Viewing User Cron Jobs
Under most Linux distributions, each user, including root, can have their own crontab, or schedule of tasks. To display the list of your own jobs, you can use the crontab command with the -l option, as shown below:
After executing this command, you’ll see a list of all cron jobs set for the user account you are currently operating under.
Viewing System Cron Jobs
System Cron Jobs are scripted in the cron.d directory, /etc/cron.d/. To display these jobs, use the command below:
This command lists the files in /etc/cron.d/. Each of these files contains a different set of cron jobs.
Viewing Cron Logs
You can also view the logs for cron jobs. This can be particularly useful if a job is not executing as expected. Logs for Cron Jobs can usually be found at /var/log/cron. To view these logs, use the command:
It’s also important to note that on some systems, the cron daemon’s logging settings may have been disabled by default. To enable it, you may need to modify the /etc/rsyslog.d/50-default.conf file and uncomment the line related to cron.

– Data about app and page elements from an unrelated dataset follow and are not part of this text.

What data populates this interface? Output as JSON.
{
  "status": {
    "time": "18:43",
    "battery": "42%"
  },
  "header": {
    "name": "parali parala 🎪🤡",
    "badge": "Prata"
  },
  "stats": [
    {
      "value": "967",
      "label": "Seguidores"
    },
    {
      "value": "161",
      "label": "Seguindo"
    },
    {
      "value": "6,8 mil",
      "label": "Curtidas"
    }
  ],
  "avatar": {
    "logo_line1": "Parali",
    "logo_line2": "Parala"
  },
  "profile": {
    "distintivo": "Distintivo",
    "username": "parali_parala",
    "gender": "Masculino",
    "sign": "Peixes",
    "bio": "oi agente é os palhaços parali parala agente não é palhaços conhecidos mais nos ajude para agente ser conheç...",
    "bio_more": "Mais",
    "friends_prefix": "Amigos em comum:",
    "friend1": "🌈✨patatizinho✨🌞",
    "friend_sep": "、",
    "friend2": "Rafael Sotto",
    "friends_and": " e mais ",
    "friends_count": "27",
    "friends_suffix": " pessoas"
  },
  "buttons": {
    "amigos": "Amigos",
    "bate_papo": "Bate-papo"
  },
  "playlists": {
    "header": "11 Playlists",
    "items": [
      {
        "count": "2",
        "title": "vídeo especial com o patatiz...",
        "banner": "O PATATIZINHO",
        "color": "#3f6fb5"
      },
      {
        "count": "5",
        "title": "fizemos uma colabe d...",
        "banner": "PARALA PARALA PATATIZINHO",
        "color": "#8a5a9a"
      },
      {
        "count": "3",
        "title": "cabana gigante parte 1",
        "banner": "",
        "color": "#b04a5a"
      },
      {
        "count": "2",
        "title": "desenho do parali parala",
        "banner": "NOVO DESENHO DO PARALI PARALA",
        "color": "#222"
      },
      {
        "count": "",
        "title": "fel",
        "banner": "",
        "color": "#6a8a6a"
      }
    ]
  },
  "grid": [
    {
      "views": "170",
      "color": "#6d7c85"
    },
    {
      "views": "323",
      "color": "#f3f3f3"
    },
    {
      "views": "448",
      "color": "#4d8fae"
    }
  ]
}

Understanding how to view cron jobs on your Linux system can provide valuable insight into system operations and task management. Whether you’re managing user tasks with crontab -l, exploring system tasks in /etc/cron.d/, or scrutinizing logs in /var/log/cron, you have multiple tools at your disposal for observing and optimizing cron job performance.